Canadian ceramic artist Steven Heinemann was born in Toronto, 1957, and currently lives and works near Cookstown, Ontario.
Since completing his MFA (Alfred University, 1983) he has taught widely in Canada and the U.S.A. including Nova Scotia College of Art and Design, Ohio State University, Emily Carr Institute of Art and Design, Ontario College of Art and Design, Sheridan College. In addition, numerous residencies have taken him from Canada (Banff Centre) to the U.S.A. (Cranbrook Academy), Holland (EKWC), Hungary (ICS), and Korea (JINRO), among others.
In 2017/18 Heinemann had a career retrospective exhibition at the George R Gardiner Museum of Ceramic Art in Toronto. In addition, he has had over 30 solo exhibitions since his first at the Ontario Crafts Council in 1982; primarily in Canada, USA, and Europe. His work is in numerous private and public collections, including The Victoria and Albert Museum (London), The Museum Of Fine Arts (Boston), The World Ceramic Centre (Icheon), The National Museum of History (Taipei), The Museum of Art and Design (New York), Museum Boymans van Beuningen (Rotterdam), and The Contemporary Museum (Honolulu).
Canadian Awards include the Prix D’Excellence (National Biennial of Ceramics, 1988, 94), and the Saidye Bronfman Award (1996), Canada’s highest recognition of achievement in contemporary craft. He has also received many international awards, including the Bavarian State Prize (Modern Masters, Germany 2004), the Special Award (World Ceramic Biennial, Korea 2004) the Juror's Award (Ceramic International, Japan 1995) , and the Award of Merit (Fletcher Challenge, New Zealand 1994, 95).
Back in 1979, the start of my final year at Sheridan college, we were all asked to make work for a fundraising mug and bowl sale. I was going to get this out of the way, and get down to Serious Business in my thesis year, in which you truly chart your own creative course for the first time. But it was like I sat down at the wheel to work, and never looked up. This humble and almost inconsequential form became utterly absorbing, and I literally spent the rest of that year making bowls. And uncannily, the more I narrowed down the more it would open up in possibility. Inadvertently and unconsciously, I had found my life’s work. And though I depart from it periodically, the pull remains. Out of that early obsession came an abiding interest in volume and contained space, which has informed everything I’ve done.

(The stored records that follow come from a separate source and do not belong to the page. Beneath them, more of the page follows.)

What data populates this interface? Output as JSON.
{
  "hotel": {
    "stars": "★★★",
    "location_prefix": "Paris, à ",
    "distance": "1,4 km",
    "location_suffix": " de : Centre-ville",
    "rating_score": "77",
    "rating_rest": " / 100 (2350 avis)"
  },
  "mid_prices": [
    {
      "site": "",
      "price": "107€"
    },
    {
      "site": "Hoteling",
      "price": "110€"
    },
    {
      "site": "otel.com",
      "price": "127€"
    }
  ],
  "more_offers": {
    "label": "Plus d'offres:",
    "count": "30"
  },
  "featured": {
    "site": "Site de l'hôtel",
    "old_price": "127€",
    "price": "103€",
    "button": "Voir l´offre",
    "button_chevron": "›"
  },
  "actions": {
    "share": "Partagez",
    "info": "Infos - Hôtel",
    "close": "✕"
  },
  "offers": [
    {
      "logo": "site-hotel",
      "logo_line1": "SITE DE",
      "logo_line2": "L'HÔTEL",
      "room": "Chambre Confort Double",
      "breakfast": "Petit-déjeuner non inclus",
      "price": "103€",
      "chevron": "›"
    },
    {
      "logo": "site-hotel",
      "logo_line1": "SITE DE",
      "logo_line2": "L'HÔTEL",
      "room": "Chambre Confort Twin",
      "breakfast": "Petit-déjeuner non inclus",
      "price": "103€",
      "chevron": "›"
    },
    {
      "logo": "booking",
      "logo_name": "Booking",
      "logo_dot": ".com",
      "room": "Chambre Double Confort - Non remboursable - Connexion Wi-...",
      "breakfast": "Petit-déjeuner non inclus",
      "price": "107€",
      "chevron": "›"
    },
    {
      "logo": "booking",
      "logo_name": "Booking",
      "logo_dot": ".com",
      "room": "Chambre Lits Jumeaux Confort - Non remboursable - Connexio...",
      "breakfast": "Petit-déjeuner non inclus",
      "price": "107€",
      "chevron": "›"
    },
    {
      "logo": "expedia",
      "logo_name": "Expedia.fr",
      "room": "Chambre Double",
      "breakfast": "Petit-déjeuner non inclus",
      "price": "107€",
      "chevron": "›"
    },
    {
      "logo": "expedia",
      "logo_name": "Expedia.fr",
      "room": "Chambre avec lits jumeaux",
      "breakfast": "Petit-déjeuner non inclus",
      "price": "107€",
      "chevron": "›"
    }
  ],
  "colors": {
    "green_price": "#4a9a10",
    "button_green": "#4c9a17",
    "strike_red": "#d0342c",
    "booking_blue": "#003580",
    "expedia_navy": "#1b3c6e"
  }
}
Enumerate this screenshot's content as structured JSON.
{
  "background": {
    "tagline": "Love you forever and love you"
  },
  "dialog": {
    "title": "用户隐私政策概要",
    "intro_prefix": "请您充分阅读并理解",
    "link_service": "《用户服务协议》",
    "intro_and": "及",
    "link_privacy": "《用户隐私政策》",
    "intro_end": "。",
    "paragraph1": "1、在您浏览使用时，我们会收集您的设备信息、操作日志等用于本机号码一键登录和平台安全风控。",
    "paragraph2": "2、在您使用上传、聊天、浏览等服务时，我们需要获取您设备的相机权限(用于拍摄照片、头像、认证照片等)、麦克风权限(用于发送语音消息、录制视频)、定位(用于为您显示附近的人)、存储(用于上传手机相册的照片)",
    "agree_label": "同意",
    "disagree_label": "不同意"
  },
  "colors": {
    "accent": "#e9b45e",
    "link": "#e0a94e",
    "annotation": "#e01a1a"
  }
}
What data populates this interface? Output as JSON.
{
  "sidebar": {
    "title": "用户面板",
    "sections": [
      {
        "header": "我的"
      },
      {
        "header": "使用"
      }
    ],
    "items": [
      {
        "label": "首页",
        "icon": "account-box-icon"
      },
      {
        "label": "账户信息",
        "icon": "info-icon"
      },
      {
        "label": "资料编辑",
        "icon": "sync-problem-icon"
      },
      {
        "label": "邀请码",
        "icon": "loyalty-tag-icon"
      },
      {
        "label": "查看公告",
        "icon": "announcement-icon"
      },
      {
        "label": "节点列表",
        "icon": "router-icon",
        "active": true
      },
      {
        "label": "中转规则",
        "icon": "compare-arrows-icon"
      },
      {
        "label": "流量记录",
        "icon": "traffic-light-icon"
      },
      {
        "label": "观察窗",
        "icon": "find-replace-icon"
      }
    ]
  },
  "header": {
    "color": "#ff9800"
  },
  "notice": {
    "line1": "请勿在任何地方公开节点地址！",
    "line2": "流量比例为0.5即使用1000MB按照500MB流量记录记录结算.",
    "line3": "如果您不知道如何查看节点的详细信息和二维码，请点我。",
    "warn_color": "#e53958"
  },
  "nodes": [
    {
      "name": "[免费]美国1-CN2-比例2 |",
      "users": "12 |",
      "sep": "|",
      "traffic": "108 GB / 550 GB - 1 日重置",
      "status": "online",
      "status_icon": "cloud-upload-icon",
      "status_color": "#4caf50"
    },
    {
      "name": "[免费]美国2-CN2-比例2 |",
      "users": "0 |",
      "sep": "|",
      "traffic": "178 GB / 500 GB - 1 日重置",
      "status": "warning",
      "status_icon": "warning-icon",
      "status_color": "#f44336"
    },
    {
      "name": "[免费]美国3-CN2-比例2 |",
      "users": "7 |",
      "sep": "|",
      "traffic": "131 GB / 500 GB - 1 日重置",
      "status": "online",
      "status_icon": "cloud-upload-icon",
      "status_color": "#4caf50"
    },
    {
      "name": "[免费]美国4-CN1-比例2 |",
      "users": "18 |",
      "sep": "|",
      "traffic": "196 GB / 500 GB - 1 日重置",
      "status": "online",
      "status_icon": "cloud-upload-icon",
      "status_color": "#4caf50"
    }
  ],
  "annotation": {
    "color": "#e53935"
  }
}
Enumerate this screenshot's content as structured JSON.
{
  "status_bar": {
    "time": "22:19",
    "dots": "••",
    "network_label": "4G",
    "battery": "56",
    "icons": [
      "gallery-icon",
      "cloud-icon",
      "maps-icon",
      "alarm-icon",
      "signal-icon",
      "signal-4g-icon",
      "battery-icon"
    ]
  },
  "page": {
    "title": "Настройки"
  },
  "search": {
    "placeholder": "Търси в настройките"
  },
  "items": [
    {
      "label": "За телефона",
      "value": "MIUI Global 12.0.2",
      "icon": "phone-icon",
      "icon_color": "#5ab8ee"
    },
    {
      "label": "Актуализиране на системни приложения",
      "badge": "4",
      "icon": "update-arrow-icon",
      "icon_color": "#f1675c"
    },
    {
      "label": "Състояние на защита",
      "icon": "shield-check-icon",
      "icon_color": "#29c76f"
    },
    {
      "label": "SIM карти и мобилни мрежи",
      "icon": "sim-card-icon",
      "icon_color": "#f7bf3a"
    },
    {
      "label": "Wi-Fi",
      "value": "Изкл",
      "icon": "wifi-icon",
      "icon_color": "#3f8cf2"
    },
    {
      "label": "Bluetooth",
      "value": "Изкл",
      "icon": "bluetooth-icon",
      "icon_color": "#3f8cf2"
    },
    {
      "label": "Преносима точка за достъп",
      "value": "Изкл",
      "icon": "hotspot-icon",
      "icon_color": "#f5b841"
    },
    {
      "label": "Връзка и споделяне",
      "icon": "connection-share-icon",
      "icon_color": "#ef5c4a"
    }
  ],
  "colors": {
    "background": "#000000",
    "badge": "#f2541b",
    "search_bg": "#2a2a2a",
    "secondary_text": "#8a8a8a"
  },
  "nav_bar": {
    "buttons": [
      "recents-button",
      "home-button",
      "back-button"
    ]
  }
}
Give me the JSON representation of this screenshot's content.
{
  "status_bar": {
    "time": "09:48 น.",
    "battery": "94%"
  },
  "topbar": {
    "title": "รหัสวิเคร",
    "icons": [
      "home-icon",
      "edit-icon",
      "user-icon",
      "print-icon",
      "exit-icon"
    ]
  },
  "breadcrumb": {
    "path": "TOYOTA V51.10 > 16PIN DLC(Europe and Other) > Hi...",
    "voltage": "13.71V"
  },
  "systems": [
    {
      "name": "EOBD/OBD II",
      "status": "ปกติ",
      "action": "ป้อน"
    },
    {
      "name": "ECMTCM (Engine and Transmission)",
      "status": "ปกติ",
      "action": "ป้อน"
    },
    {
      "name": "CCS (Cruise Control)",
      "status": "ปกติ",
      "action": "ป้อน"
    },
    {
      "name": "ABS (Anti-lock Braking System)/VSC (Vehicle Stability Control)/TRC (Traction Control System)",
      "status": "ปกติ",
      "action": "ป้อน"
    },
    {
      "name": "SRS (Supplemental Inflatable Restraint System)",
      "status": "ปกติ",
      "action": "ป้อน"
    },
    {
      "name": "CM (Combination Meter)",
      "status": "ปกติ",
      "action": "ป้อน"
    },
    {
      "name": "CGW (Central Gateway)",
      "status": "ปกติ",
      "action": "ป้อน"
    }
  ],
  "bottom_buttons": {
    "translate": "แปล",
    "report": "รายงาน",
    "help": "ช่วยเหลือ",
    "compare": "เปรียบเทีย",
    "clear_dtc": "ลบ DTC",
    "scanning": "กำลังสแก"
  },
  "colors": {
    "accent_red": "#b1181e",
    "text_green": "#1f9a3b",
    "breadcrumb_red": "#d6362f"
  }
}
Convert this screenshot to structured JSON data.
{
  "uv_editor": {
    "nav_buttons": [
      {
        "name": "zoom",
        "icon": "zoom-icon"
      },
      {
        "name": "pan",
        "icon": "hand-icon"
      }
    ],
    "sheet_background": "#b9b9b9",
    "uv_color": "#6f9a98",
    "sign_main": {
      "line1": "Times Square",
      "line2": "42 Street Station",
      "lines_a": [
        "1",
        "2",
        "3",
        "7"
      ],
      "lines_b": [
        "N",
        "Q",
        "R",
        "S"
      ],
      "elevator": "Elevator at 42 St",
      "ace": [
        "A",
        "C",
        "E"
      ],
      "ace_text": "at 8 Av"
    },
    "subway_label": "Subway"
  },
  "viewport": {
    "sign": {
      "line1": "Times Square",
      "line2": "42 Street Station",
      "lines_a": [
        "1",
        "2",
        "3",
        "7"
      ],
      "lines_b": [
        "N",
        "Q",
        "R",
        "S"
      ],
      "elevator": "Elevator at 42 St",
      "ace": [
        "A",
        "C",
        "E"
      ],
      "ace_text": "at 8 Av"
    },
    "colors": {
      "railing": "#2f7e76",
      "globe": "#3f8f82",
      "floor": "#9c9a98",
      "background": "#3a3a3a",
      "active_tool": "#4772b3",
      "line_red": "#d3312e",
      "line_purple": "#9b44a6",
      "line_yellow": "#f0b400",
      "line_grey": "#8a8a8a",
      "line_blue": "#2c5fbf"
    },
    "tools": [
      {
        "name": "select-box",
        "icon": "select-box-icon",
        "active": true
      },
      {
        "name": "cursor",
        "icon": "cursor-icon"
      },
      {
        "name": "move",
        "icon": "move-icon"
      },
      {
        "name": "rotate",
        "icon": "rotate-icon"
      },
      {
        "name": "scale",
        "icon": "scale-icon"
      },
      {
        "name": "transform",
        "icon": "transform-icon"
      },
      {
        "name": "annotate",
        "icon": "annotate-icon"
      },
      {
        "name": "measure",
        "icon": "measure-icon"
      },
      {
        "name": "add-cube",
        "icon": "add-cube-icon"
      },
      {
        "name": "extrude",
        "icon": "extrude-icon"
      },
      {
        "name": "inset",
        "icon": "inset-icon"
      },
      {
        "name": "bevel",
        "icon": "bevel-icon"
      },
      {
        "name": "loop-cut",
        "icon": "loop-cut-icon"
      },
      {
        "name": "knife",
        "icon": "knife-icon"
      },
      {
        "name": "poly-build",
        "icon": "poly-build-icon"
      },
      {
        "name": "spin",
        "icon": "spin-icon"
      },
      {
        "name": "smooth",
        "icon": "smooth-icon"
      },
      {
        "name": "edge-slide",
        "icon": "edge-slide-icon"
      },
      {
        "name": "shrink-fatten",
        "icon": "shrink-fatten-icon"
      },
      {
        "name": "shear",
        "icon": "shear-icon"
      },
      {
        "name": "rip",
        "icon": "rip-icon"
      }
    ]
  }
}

There’s something about the interior of a bowl that I can’t quite fathom. Experientially, it’s distinct form, say, a painting where you gaze ahead of you to a flat expanse of fixed orientation. And while you might say the bowl has this inherent modesty, it also offers a kind of theatre in which space can be activated, or some event takes place. In my case that seems to be tied to phenomena, pattern, somewhere between organic growth and geologic event. It’s also connected to my interest in ‘the meditative image’, which you find in things like Tantric Art. And like those paintings they have a function: to gather and transform the attention of the viewer.
Like many my work has encompassed periods of focus, followed by periods of expansion/diffusion. There is a time to say no, and a time to say yes; the strict confines of the bowl are given over to a reimagined space of open possibility. Things that were once explored in the vessel format are given permission to be other, taking me back into sculpture and photography/video. Digital tools have been a part of this, enabling me to revisit earlier ideas with a different emphasis.